Joy comes from a strong family history of both type 1 and type 2 diabetes. She has polycystic ovarian syndrome PCOS, which caused her to have blood glucose issues and put her at increased risk for type 2 diabetes. Pape plunged early in life into the study of diabetes. She became a nationally recognized certified diabetes educator and nurse with a specialty in diabetic foot care. Her rounds as a nurse/educator took her everywhere, from patients' homes and doctors' offices to hospital intensive care units and research labs.
Along that busy path, she had to contend with the constant physical and psychic demands that diabetes and erratic blood glucose levels places on the people who have it. How to keep an even keel while having a disease that epitomizes being knocked off balance?
What she learned in response to those questions, she didn't forget. And educator that she is, she decided to write down the insights she gained from her sometimes very harsh experiences.
You can read about what she found along the way in The Real-Life Guide to Diabetes: Practical Answers to Your Diabetes Problems, a book she has co-written with Hope Warshaw, MMSc, RD, CDE, BC-ADM, a nationally recognized dietitian and certified diabetes educator.
The book addresses the hard-to-maintain balance that people with diabetes face in their daily lives. They want to take proper care of themselves, but it's often impossible to do all the "shoulds" that are attached to proper self-care. "It is a day-to-day balancing act between making the behavior changes necessary to stay healthy and accomplishing the long to-do lists of daily life," write Pape and Warshaw. "There will be days when managing diabetes will be more center stage, and days when your other commitments will not allow you to be as on-track with your self-care plan."
But it is possible, they say, to live better with diabetes by setting realistic and practical self-care goals while managing the other aspects of your life-work, family, time constraints, financial concerns, other medical conditions, and more.
The Real-Life Guide to Diabetes does not offer the one-size-fits-all rules that you often find in other diabetes books. For one thing, Pape and Warshaw know that no matter how fine-tuned your self-care plan is, life doesn't always proceed as planned. So they've dedicated an entire section of the book to addressing what to do when life gets off schedule, helping readers to prepare for such issues as:

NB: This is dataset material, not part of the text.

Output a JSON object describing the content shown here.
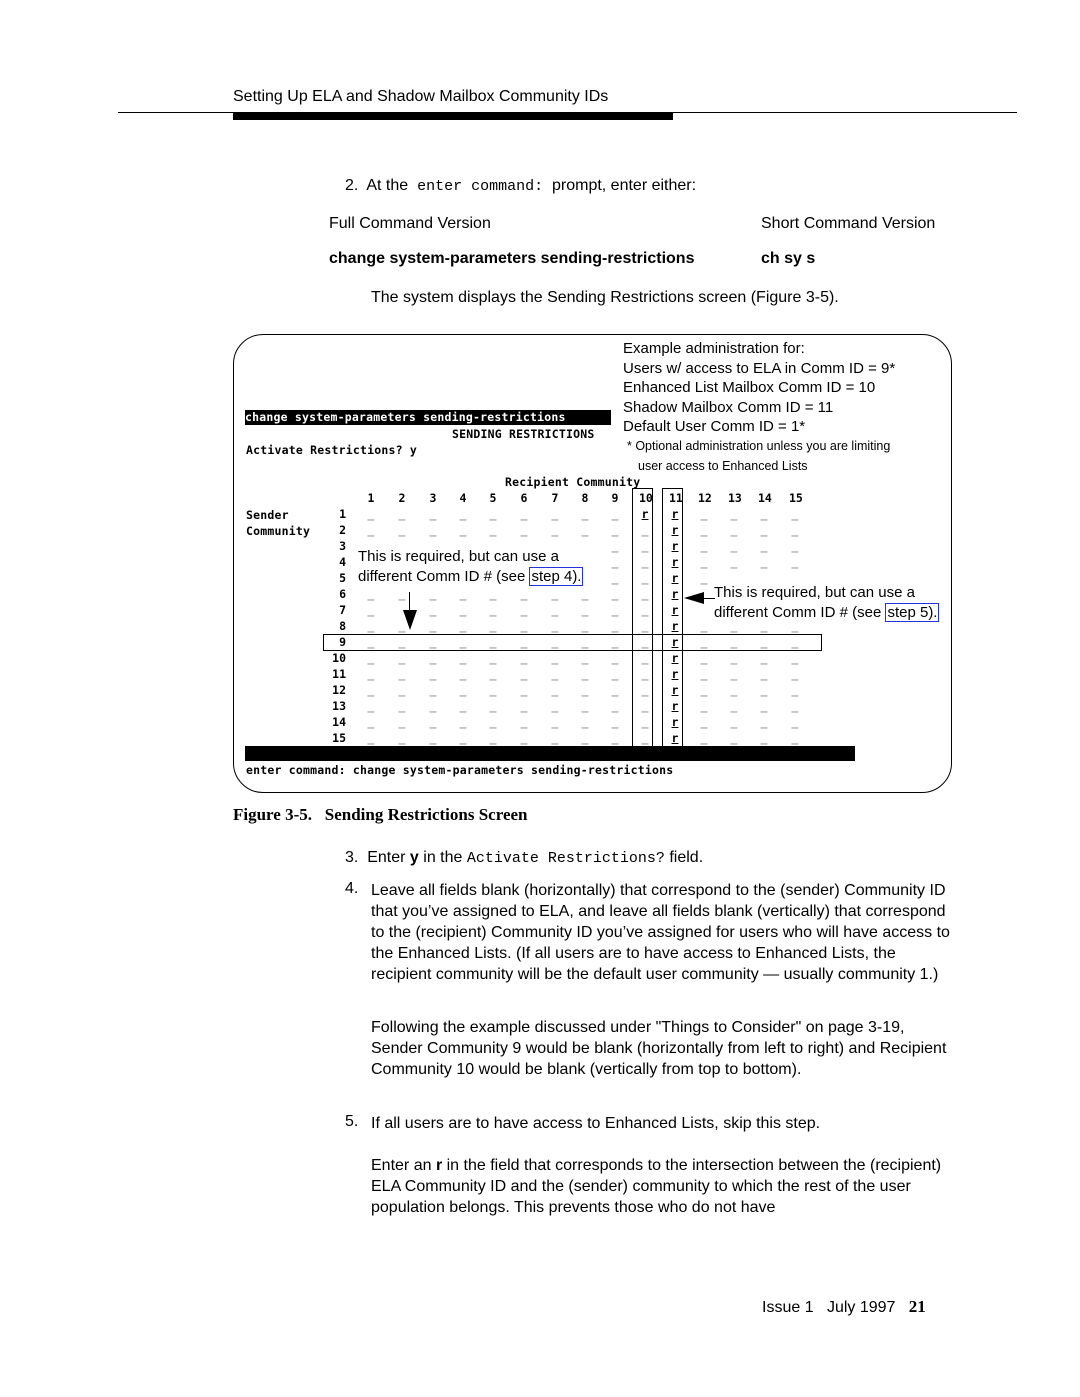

Filled with four-color illustrations, charts, drawings, and photographs, each chapter of The Real-Life Guide to Diabetes covers both general background information about diabetes and basic self-care. It also includes an informative set of sidebars, such as:
Chapters also include key resources that allow readers to find more information on related health issues and to connect with others who have diabetes. With updates on the latest research, answers to frequently asked questions, and definitions of diabetes-related terms, The Real-Life Guide to Diabetes will help readers discover how to fit managing diabetes into their lives.
The Real-Life Guide to Diabetes is available at http://store.diabetes.org, at bookstores nationwide, or by calling 1-800-ADA-6733 (1-800-232-6733).
0 comments - Apr 22, 2009
Diabetes Health is the essential resource for people living with diabetes- both newly diagnosed and experienced as well as the professionals who care for them. We provide balanced expert news and information on living healthfully with diabetes. Each issue includes cutting-edge editorial coverage of new products, research, treatment options, and meaningful lifestyle issues.